Here’s what I wanted to do: give clients the ability to add conditional items to menus and be clear about which users will see which items on the front end menu. For example, I want some menu items which only show for logged in users and some which only show for users who have bought a subscription. The clients need to be able to look at the menu in the admin area and easily see which menu items are conditional, who will see them and which will show for everyone.
One way to do this is with conditional *menus*, ie make a menu for every possible combination of conditionals, so one for logged out users, one for logged in users who have not bought a subscription and one for logged in users who have bought a subscription. However this gets unmaintainable, especially because we already have different menus for various css breakpoints. Making a simple change to the order would require remembering to update multiple menus.
So I wanted conditional menu items – the individual items which make up a menu. Where to start? Putting the menu items in the sidebar so they could be chosen seemed like a good place. Luckily I learned it’s possible to make a custom menu metabox using add_meta_box like so:
I’m not going to tell you how to make a metabox here, it’s along the same lines as making other metaboxes. I, as usual, cheated by copying and editing someone else’s. In particular I started from WooCommerce’s menu metaboxes in add_nav_menu_meta_boxes().
But I will explain which fields are available and automatically saved in menu metaboxes. It helps to know that menu items are saved as individual posts with the post type of nav_menu_item. (The menus themselves are generated with all their associated menu items using terms but I’m not going into that here!)
Each menu item has (or can have) these default entries:
If those input field names are used in the menu item metabox, then wp_update_nav_menu_item() will automatically pick them up and save them where they should go. For the most part, I’ll get to the notable exception in a moment.
But first, notice what’s not in there. There’s no place to put the “item type label” – the label on the menu which says “Category” or “Custom Link”.
The function which renders those menu items is wp_setup_nav_menu_item().
wp_setup_nav_menu_item() sets up the menu item in the admin area and the front end. For the item type label in the admin, it looks for a few known menu item types, then defaults to set the label “Custom Link” (boo) but it sets the link as $menu_item->url (corresponding to menu-item-url) and the title as $menu_item->title (menu-item-title) so we’re golden, right?

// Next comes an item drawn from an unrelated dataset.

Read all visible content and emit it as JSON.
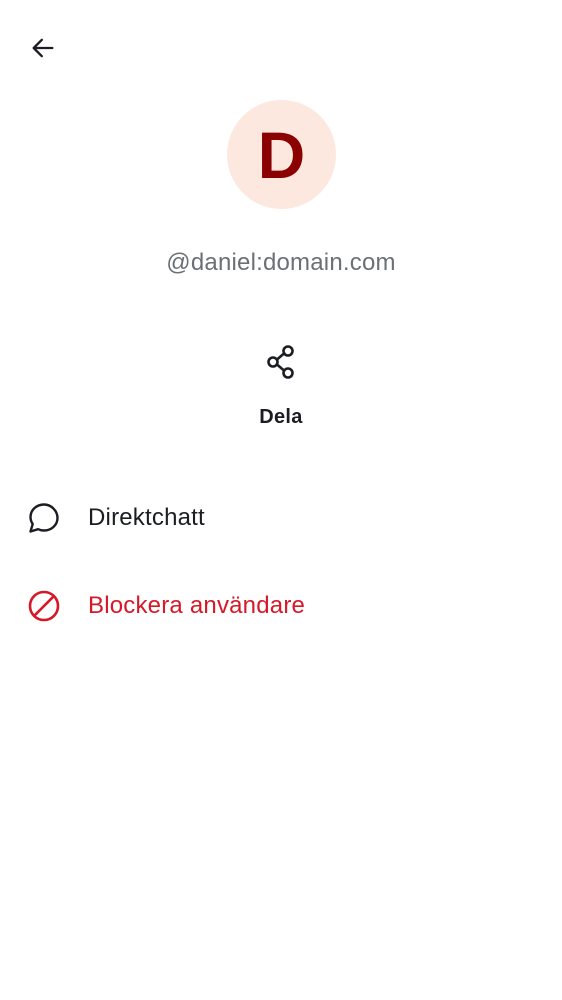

It has a filter, so I can filter in the custom item type label by setting $item->type_label to be what I want. So far, so good. To figure out which label should be used, I’ll set a custom item type (menu-item-type in the metabox) and look for that, then use it to set the correct label. This will also make it easier on the front end to pick up which items should be conditionally rendered and when they should show. Sounds great, doesn’t it?

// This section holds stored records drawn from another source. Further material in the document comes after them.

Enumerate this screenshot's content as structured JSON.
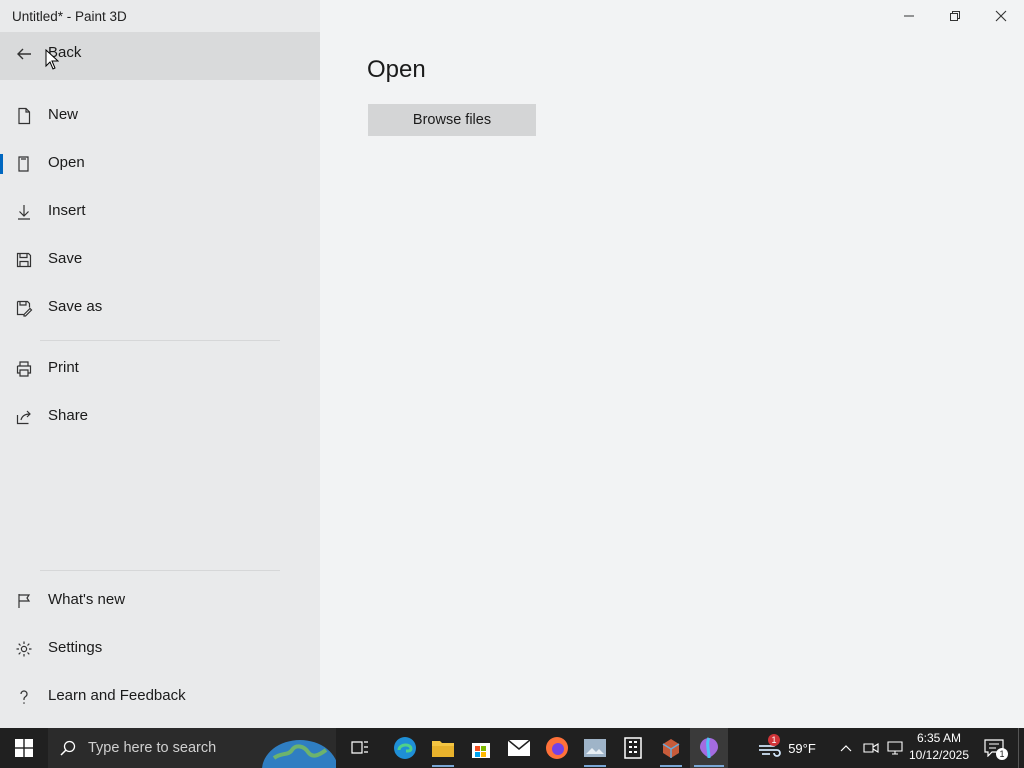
{
  "window": {
    "title": "Untitled* - Paint 3D"
  },
  "sidebar": {
    "back_label": "Back",
    "items": [
      {
        "label": "New",
        "icon": "new-file-icon"
      },
      {
        "label": "Open",
        "icon": "open-folder-icon",
        "selected": true
      },
      {
        "label": "Insert",
        "icon": "insert-arrow-icon"
      },
      {
        "label": "Save",
        "icon": "save-disk-icon"
      },
      {
        "label": "Save as",
        "icon": "save-as-icon"
      },
      {
        "label": "Print",
        "icon": "printer-icon"
      },
      {
        "label": "Share",
        "icon": "share-icon"
      },
      {
        "label": "What's new",
        "icon": "flag-icon"
      },
      {
        "label": "Settings",
        "icon": "gear-icon"
      },
      {
        "label": "Learn and Feedback",
        "icon": "question-icon"
      }
    ]
  },
  "main": {
    "title": "Open",
    "browse_label": "Browse files"
  },
  "taskbar": {
    "search_placeholder": "Type here to search",
    "weather": "59°F",
    "weather_badge": "1",
    "time": "6:35 AM",
    "date": "10/12/2025",
    "notification_count": "1"
  },
  "colors": {
    "accent": "#0067c0",
    "sidebar_bg": "#e9eaeb",
    "taskbar_bg": "#202020"
  }
}
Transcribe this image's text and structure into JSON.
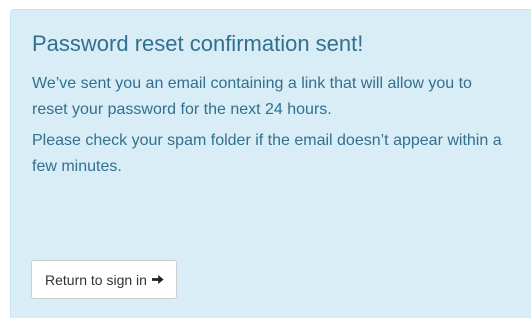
{
  "alert": {
    "title": "Password reset confirmation sent!",
    "message_1": "We’ve sent you an email containing a link that will allow you to reset your password for the next 24 hours.",
    "message_2": "Please check your spam folder if the email doesn’t appear within a few minutes."
  },
  "actions": {
    "return_label": "Return to sign in",
    "return_icon": "arrow-right-icon"
  },
  "colors": {
    "alert_background": "#d9edf7",
    "alert_text": "#31708f",
    "button_background": "#ffffff",
    "button_border": "#cccccc"
  }
}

Let me try setting up the rest of my metabox so that menu-item-url links where I want, menu_item_title is the default title, maybe add some classes in menu-item-classes and see what happens.
Hmmm. This isn’t working as expected. The item type label is filtered in, no problem, but $menu_item->url has been unset so the front end menu item does not link to anything.
(Above is “the item type label is filtered in no problem” code.)
The issue with bumping up against older parts of WordPress core is that functions aren’t as flexible as one might expect. And that’s true here. The problem with wp_update_nav_menu_item() is that, if menu-item-type is *not* set as custom it strips the link in menu-item-url and tries to use menu-item-type to create a new url, leaving the created $menu_item->url blank if the menu item type is not in the hardcoded list. Then it saves the postmeta entry for the url as an empty string.
Luckily there’s an action at the end of the function where we update the postmeta row to the proper url. How to know what it should be though? Where can I put data that won’t get overwritten?
[Insert flailing about for a couple of hours. Really, I should have said to myself, “Self, stop working, it’s Friday afternoon and you’re done. Take a break and come back later.” Because when I came back to it, it was all much clearer.]
The short answer? Use menu-item-object-id for the id of the object and menu-item-object for the object type of the item to which the menu item links (ie not the menu item itself).
Why is the object type of the linked item necessary? That will tell me which function to use to get the link. It’ll be get_permalink for post objects, get_term_link for terms, etc. Then hook it all to 'wp_update_nav_menu_item' and update the postmeta which stores the url ('_menu_item_url') using $menu_item_db_id as the menu item’s post id. (Which is what it is.)
It works! Now all we have left to do is filter the menu items on the front end for our users.